= PROBLEM DETAILS =
Only the number is wanted: state how many lines of the data below contain the word "content".
Segment Start: DATA SECTION
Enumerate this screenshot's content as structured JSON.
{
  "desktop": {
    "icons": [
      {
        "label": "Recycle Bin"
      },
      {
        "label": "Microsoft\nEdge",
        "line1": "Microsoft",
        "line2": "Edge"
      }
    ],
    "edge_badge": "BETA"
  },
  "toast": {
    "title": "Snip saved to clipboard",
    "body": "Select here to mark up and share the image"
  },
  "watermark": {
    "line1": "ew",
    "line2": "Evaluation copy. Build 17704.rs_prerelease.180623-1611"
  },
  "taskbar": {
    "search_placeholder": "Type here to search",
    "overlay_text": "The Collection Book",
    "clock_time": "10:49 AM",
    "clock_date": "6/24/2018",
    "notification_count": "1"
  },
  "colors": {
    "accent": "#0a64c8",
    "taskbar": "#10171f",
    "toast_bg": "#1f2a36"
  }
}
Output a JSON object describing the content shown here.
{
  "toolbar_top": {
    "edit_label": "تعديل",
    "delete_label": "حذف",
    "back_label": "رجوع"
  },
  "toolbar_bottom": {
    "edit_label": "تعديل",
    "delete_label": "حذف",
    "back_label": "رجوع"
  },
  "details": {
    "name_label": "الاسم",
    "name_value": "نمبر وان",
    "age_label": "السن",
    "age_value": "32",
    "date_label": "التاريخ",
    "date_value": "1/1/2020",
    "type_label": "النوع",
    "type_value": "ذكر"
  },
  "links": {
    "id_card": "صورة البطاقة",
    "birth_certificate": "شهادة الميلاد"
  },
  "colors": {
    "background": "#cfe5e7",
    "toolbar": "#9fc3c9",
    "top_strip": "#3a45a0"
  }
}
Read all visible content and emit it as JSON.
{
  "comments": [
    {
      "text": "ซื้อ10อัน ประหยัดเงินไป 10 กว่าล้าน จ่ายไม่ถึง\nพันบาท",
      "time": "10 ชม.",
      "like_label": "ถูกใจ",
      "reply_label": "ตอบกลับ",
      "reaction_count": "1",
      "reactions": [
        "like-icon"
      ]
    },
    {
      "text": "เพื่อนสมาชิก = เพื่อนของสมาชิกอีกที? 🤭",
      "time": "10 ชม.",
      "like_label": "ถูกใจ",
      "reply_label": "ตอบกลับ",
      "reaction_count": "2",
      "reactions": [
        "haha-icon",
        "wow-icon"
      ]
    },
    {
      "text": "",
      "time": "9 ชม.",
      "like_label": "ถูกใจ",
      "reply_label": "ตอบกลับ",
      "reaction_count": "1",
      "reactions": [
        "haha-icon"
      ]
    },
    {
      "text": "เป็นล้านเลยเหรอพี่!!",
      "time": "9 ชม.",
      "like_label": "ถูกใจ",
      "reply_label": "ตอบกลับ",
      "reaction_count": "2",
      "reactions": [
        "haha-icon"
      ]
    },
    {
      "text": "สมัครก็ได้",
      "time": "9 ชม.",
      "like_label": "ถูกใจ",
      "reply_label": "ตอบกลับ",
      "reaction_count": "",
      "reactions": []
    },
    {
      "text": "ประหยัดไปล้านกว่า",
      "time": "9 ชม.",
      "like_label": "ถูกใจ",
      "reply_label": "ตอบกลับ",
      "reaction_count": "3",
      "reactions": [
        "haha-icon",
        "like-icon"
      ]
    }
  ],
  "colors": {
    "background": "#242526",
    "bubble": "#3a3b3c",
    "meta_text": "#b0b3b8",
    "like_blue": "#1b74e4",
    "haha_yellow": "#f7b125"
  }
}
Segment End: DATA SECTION
= FINISHED EXERCISE =
3